# Dataset records:
# # #

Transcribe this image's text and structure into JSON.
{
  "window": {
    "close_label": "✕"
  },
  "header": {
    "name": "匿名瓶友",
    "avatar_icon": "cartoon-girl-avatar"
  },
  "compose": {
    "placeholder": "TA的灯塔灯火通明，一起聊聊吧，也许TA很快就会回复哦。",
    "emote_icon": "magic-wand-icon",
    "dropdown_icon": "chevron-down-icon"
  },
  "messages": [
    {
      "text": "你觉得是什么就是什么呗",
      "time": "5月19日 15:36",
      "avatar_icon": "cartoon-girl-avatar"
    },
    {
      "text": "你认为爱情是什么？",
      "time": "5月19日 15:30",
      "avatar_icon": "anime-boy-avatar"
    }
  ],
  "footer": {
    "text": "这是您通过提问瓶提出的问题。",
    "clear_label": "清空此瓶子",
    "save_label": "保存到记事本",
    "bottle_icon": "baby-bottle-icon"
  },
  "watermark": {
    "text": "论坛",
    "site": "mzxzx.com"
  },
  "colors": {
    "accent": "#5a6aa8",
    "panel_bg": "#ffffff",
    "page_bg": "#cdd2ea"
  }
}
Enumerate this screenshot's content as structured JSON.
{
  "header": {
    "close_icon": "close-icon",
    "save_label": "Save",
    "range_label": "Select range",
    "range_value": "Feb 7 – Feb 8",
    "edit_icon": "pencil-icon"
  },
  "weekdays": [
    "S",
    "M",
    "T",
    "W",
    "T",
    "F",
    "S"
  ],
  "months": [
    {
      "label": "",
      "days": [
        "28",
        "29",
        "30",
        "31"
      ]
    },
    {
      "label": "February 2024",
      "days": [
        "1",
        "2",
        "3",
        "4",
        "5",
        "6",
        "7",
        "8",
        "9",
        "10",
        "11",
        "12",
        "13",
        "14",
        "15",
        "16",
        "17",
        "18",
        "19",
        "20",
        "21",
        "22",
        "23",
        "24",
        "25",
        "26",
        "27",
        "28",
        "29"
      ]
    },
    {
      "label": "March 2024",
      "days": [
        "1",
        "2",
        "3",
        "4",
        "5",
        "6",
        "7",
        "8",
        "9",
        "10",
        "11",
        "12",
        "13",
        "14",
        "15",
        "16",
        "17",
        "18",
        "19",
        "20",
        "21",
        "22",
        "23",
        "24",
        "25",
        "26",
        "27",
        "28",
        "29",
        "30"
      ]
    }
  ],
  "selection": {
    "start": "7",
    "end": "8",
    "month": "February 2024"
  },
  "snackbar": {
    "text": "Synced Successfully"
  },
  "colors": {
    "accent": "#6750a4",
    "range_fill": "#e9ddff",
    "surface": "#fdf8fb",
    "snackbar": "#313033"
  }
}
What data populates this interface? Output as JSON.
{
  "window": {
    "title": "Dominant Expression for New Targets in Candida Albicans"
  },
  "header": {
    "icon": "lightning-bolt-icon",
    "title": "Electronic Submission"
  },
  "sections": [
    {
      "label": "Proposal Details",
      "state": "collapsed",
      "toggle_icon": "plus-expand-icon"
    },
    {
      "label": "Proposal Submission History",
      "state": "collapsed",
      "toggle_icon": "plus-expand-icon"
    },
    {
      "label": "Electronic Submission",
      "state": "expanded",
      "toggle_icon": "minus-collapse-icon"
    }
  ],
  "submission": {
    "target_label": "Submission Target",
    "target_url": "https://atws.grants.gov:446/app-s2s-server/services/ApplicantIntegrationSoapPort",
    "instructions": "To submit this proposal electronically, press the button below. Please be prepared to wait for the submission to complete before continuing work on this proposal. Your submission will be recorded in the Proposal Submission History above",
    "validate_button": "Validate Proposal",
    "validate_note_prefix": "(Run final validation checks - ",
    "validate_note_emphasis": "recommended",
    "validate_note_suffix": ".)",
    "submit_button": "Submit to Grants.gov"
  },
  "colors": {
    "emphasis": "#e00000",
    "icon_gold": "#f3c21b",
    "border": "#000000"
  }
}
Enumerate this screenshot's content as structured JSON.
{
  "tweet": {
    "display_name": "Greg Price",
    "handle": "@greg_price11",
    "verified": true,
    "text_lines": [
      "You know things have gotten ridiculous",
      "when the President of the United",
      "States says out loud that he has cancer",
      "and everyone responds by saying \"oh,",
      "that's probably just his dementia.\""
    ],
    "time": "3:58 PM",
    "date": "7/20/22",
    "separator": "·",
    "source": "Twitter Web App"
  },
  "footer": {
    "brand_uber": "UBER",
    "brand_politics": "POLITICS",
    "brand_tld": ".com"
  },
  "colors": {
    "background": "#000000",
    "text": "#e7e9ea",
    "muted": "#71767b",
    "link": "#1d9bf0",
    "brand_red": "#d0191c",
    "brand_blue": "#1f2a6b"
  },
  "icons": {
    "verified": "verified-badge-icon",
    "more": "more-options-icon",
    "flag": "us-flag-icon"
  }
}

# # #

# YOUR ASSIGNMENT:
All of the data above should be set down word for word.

# RESULT OF THIS TASK:
Transcribe this image's text and structure into JSON.
{
  "window": {
    "close_label": "✕"
  },
  "header": {
    "name": "匿名瓶友",
    "avatar_icon": "cartoon-girl-avatar"
  },
  "compose": {
    "placeholder": "TA的灯塔灯火通明，一起聊聊吧，也许TA很快就会回复哦。",
    "emote_icon": "magic-wand-icon",
    "dropdown_icon": "chevron-down-icon"
  },
  "messages": [
    {
      "text": "你觉得是什么就是什么呗",
      "time": "5月19日 15:36",
      "avatar_icon": "cartoon-girl-avatar"
    },
    {
      "text": "你认为爱情是什么？",
      "time": "5月19日 15:30",
      "avatar_icon": "anime-boy-avatar"
    }
  ],
  "footer": {
    "text": "这是您通过提问瓶提出的问题。",
    "clear_label": "清空此瓶子",
    "save_label": "保存到记事本",
    "bottle_icon": "baby-bottle-icon"
  },
  "watermark": {
    "text": "论坛",
    "site": "mzxzx.com"
  },
  "colors": {
    "accent": "#5a6aa8",
    "panel_bg": "#ffffff",
    "page_bg": "#cdd2ea"
  }
}
Enumerate this screenshot's content as structured JSON.
{
  "header": {
    "close_icon": "close-icon",
    "save_label": "Save",
    "range_label": "Select range",
    "range_value": "Feb 7 – Feb 8",
    "edit_icon": "pencil-icon"
  },
  "weekdays": [
    "S",
    "M",
    "T",
    "W",
    "T",
    "F",
    "S"
  ],
  "months": [
    {
      "label": "",
      "days": [
        "28",
        "29",
        "30",
        "31"
      ]
    },
    {
      "label": "February 2024",
      "days": [
        "1",
        "2",
        "3",
        "4",
        "5",
        "6",
        "7",
        "8",
        "9",
        "10",
        "11",
        "12",
        "13",
        "14",
        "15",
        "16",
        "17",
        "18",
        "19",
        "20",
        "21",
        "22",
        "23",
        "24",
        "25",
        "26",
        "27",
        "28",
        "29"
      ]
    },
    {
      "label": "March 2024",
      "days": [
        "1",
        "2",
        "3",
        "4",
        "5",
        "6",
        "7",
        "8",
        "9",
        "10",
        "11",
        "12",
        "13",
        "14",
        "15",
        "16",
        "17",
        "18",
        "19",
        "20",
        "21",
        "22",
        "23",
        "24",
        "25",
        "26",
        "27",
        "28",
        "29",
        "30"
      ]
    }
  ],
  "selection": {
    "start": "7",
    "end": "8",
    "month": "February 2024"
  },
  "snackbar": {
    "text": "Synced Successfully"
  },
  "colors": {
    "accent": "#6750a4",
    "range_fill": "#e9ddff",
    "surface": "#fdf8fb",
    "snackbar": "#313033"
  }
}
What data populates this interface? Output as JSON.
{
  "window": {
    "title": "Dominant Expression for New Targets in Candida Albicans"
  },
  "header": {
    "icon": "lightning-bolt-icon",
    "title": "Electronic Submission"
  },
  "sections": [
    {
      "label": "Proposal Details",
      "state": "collapsed",
      "toggle_icon": "plus-expand-icon"
    },
    {
      "label": "Proposal Submission History",
      "state": "collapsed",
      "toggle_icon": "plus-expand-icon"
    },
    {
      "label": "Electronic Submission",
      "state": "expanded",
      "toggle_icon": "minus-collapse-icon"
    }
  ],
  "submission": {
    "target_label": "Submission Target",
    "target_url": "https://atws.grants.gov:446/app-s2s-server/services/ApplicantIntegrationSoapPort",
    "instructions": "To submit this proposal electronically, press the button below. Please be prepared to wait for the submission to complete before continuing work on this proposal. Your submission will be recorded in the Proposal Submission History above",
    "validate_button": "Validate Proposal",
    "validate_note_prefix": "(Run final validation checks - ",
    "validate_note_emphasis": "recommended",
    "validate_note_suffix": ".)",
    "submit_button": "Submit to Grants.gov"
  },
  "colors": {
    "emphasis": "#e00000",
    "icon_gold": "#f3c21b",
    "border": "#000000"
  }
}
Enumerate this screenshot's content as structured JSON.
{
  "tweet": {
    "display_name": "Greg Price",
    "handle": "@greg_price11",
    "verified": true,
    "text_lines": [
      "You know things have gotten ridiculous",
      "when the President of the United",
      "States says out loud that he has cancer",
      "and everyone responds by saying \"oh,",
      "that's probably just his dementia.\""
    ],
    "time": "3:58 PM",
    "date": "7/20/22",
    "separator": "·",
    "source": "Twitter Web App"
  },
  "footer": {
    "brand_uber": "UBER",
    "brand_politics": "POLITICS",
    "brand_tld": ".com"
  },
  "colors": {
    "background": "#000000",
    "text": "#e7e9ea",
    "muted": "#71767b",
    "link": "#1d9bf0",
    "brand_red": "#d0191c",
    "brand_blue": "#1f2a6b"
  },
  "icons": {
    "verified": "verified-badge-icon",
    "more": "more-options-icon",
    "flag": "us-flag-icon"
  }
}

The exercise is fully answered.